» EXERCISE AIM
Please set down each line of the material exactly.

» EXTRACTED RECORDS

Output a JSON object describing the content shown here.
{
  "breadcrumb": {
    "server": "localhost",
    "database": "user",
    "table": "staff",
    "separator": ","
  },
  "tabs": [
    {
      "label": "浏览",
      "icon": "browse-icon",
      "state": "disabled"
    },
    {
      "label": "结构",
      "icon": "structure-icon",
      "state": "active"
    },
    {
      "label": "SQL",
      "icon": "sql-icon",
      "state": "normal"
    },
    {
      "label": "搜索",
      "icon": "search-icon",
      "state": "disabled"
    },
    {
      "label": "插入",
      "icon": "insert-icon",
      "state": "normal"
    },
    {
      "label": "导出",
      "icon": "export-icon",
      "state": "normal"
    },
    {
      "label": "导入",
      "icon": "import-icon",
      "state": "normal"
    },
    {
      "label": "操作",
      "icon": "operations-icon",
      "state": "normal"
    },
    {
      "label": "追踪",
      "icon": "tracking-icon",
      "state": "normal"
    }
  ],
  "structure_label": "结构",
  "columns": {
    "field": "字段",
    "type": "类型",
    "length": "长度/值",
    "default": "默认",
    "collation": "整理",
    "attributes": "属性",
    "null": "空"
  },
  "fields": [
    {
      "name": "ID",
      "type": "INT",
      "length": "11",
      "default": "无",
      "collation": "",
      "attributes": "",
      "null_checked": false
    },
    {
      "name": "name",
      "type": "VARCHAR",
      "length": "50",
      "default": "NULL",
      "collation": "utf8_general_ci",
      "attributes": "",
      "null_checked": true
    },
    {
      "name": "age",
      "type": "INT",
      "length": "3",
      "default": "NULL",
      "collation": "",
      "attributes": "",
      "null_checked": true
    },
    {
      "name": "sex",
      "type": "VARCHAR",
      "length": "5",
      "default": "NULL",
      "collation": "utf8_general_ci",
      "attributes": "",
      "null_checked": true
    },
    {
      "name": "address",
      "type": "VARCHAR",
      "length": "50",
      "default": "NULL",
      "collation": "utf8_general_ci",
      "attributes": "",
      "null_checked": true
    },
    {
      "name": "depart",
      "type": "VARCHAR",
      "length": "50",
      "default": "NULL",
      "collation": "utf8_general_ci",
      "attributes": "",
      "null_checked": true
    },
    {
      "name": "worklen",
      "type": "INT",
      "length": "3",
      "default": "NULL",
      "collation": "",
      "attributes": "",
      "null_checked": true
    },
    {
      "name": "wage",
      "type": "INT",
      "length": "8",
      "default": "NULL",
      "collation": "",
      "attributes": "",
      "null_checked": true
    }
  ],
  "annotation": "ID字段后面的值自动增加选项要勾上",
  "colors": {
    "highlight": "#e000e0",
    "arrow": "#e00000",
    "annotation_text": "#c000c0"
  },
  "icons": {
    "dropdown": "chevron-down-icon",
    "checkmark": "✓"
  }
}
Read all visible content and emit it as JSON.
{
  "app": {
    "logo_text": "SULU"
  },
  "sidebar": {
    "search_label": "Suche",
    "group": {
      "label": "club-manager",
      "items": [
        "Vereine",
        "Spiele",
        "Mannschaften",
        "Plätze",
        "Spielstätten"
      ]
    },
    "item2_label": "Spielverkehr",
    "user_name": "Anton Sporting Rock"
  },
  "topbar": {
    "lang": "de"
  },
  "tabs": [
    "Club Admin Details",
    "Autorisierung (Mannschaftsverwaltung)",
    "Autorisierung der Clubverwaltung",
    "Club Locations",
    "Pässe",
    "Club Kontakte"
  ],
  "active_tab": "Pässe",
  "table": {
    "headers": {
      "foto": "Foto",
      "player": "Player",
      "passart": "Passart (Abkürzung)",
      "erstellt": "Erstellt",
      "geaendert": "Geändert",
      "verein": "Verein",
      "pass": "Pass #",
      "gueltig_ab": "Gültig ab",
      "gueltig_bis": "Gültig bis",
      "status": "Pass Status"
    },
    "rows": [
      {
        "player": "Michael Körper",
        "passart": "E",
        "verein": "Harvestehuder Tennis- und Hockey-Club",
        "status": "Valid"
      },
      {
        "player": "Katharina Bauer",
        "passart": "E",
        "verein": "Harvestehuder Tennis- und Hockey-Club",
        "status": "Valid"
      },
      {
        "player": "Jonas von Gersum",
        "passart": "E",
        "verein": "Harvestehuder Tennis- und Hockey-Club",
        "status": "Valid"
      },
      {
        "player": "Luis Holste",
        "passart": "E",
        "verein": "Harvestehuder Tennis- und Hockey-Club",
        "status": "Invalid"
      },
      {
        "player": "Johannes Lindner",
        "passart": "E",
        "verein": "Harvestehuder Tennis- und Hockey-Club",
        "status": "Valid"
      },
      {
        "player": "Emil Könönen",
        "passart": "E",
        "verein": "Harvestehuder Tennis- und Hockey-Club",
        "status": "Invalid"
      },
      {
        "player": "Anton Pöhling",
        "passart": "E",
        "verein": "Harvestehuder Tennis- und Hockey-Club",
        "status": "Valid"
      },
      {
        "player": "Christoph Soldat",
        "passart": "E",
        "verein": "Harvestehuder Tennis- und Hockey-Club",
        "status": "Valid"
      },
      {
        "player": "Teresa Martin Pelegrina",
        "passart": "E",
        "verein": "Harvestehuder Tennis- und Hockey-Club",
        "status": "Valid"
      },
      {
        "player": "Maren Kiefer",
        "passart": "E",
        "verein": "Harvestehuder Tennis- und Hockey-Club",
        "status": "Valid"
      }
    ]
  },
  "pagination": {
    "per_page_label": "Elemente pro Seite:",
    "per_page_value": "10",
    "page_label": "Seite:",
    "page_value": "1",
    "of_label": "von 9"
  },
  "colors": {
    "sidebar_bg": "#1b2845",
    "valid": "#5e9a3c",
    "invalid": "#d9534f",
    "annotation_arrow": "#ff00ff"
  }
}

» RESPONSE AREA
Output a JSON object describing the content shown here.
{
  "breadcrumb": {
    "server": "localhost",
    "database": "user",
    "table": "staff",
    "separator": ","
  },
  "tabs": [
    {
      "label": "浏览",
      "icon": "browse-icon",
      "state": "disabled"
    },
    {
      "label": "结构",
      "icon": "structure-icon",
      "state": "active"
    },
    {
      "label": "SQL",
      "icon": "sql-icon",
      "state": "normal"
    },
    {
      "label": "搜索",
      "icon": "search-icon",
      "state": "disabled"
    },
    {
      "label": "插入",
      "icon": "insert-icon",
      "state": "normal"
    },
    {
      "label": "导出",
      "icon": "export-icon",
      "state": "normal"
    },
    {
      "label": "导入",
      "icon": "import-icon",
      "state": "normal"
    },
    {
      "label": "操作",
      "icon": "operations-icon",
      "state": "normal"
    },
    {
      "label": "追踪",
      "icon": "tracking-icon",
      "state": "normal"
    }
  ],
  "structure_label": "结构",
  "columns": {
    "field": "字段",
    "type": "类型",
    "length": "长度/值",
    "default": "默认",
    "collation": "整理",
    "attributes": "属性",
    "null": "空"
  },
  "fields": [
    {
      "name": "ID",
      "type": "INT",
      "length": "11",
      "default": "无",
      "collation": "",
      "attributes": "",
      "null_checked": false
    },
    {
      "name": "name",
      "type": "VARCHAR",
      "length": "50",
      "default": "NULL",
      "collation": "utf8_general_ci",
      "attributes": "",
      "null_checked": true
    },
    {
      "name": "age",
      "type": "INT",
      "length": "3",
      "default": "NULL",
      "collation": "",
      "attributes": "",
      "null_checked": true
    },
    {
      "name": "sex",
      "type": "VARCHAR",
      "length": "5",
      "default": "NULL",
      "collation": "utf8_general_ci",
      "attributes": "",
      "null_checked": true
    },
    {
      "name": "address",
      "type": "VARCHAR",
      "length": "50",
      "default": "NULL",
      "collation": "utf8_general_ci",
      "attributes": "",
      "null_checked": true
    },
    {
      "name": "depart",
      "type": "VARCHAR",
      "length": "50",
      "default": "NULL",
      "collation": "utf8_general_ci",
      "attributes": "",
      "null_checked": true
    },
    {
      "name": "worklen",
      "type": "INT",
      "length": "3",
      "default": "NULL",
      "collation": "",
      "attributes": "",
      "null_checked": true
    },
    {
      "name": "wage",
      "type": "INT",
      "length": "8",
      "default": "NULL",
      "collation": "",
      "attributes": "",
      "null_checked": true
    }
  ],
  "annotation": "ID字段后面的值自动增加选项要勾上",
  "colors": {
    "highlight": "#e000e0",
    "arrow": "#e00000",
    "annotation_text": "#c000c0"
  },
  "icons": {
    "dropdown": "chevron-down-icon",
    "checkmark": "✓"
  }
}
Read all visible content and emit it as JSON.
{
  "app": {
    "logo_text": "SULU"
  },
  "sidebar": {
    "search_label": "Suche",
    "group": {
      "label": "club-manager",
      "items": [
        "Vereine",
        "Spiele",
        "Mannschaften",
        "Plätze",
        "Spielstätten"
      ]
    },
    "item2_label": "Spielverkehr",
    "user_name": "Anton Sporting Rock"
  },
  "topbar": {
    "lang": "de"
  },
  "tabs": [
    "Club Admin Details",
    "Autorisierung (Mannschaftsverwaltung)",
    "Autorisierung der Clubverwaltung",
    "Club Locations",
    "Pässe",
    "Club Kontakte"
  ],
  "active_tab": "Pässe",
  "table": {
    "headers": {
      "foto": "Foto",
      "player": "Player",
      "passart": "Passart (Abkürzung)",
      "erstellt": "Erstellt",
      "geaendert": "Geändert",
      "verein": "Verein",
      "pass": "Pass #",
      "gueltig_ab": "Gültig ab",
      "gueltig_bis": "Gültig bis",
      "status": "Pass Status"
    },
    "rows": [
      {
        "player": "Michael Körper",
        "passart": "E",
        "verein": "Harvestehuder Tennis- und Hockey-Club",
        "status": "Valid"
      },
      {
        "player": "Katharina Bauer",
        "passart": "E",
        "verein": "Harvestehuder Tennis- und Hockey-Club",
        "status": "Valid"
      },
      {
        "player": "Jonas von Gersum",
        "passart": "E",
        "verein": "Harvestehuder Tennis- und Hockey-Club",
        "status": "Valid"
      },
      {
        "player": "Luis Holste",
        "passart": "E",
        "verein": "Harvestehuder Tennis- und Hockey-Club",
        "status": "Invalid"
      },
      {
        "player": "Johannes Lindner",
        "passart": "E",
        "verein": "Harvestehuder Tennis- und Hockey-Club",
        "status": "Valid"
      },
      {
        "player": "Emil Könönen",
        "passart": "E",
        "verein": "Harvestehuder Tennis- und Hockey-Club",
        "status": "Invalid"
      },
      {
        "player": "Anton Pöhling",
        "passart": "E",
        "verein": "Harvestehuder Tennis- und Hockey-Club",
        "status": "Valid"
      },
      {
        "player": "Christoph Soldat",
        "passart": "E",
        "verein": "Harvestehuder Tennis- und Hockey-Club",
        "status": "Valid"
      },
      {
        "player": "Teresa Martin Pelegrina",
        "passart": "E",
        "verein": "Harvestehuder Tennis- und Hockey-Club",
        "status": "Valid"
      },
      {
        "player": "Maren Kiefer",
        "passart": "E",
        "verein": "Harvestehuder Tennis- und Hockey-Club",
        "status": "Valid"
      }
    ]
  },
  "pagination": {
    "per_page_label": "Elemente pro Seite:",
    "per_page_value": "10",
    "page_label": "Seite:",
    "page_value": "1",
    "of_label": "von 9"
  },
  "colors": {
    "sidebar_bg": "#1b2845",
    "valid": "#5e9a3c",
    "invalid": "#d9534f",
    "annotation_arrow": "#ff00ff"
  }
}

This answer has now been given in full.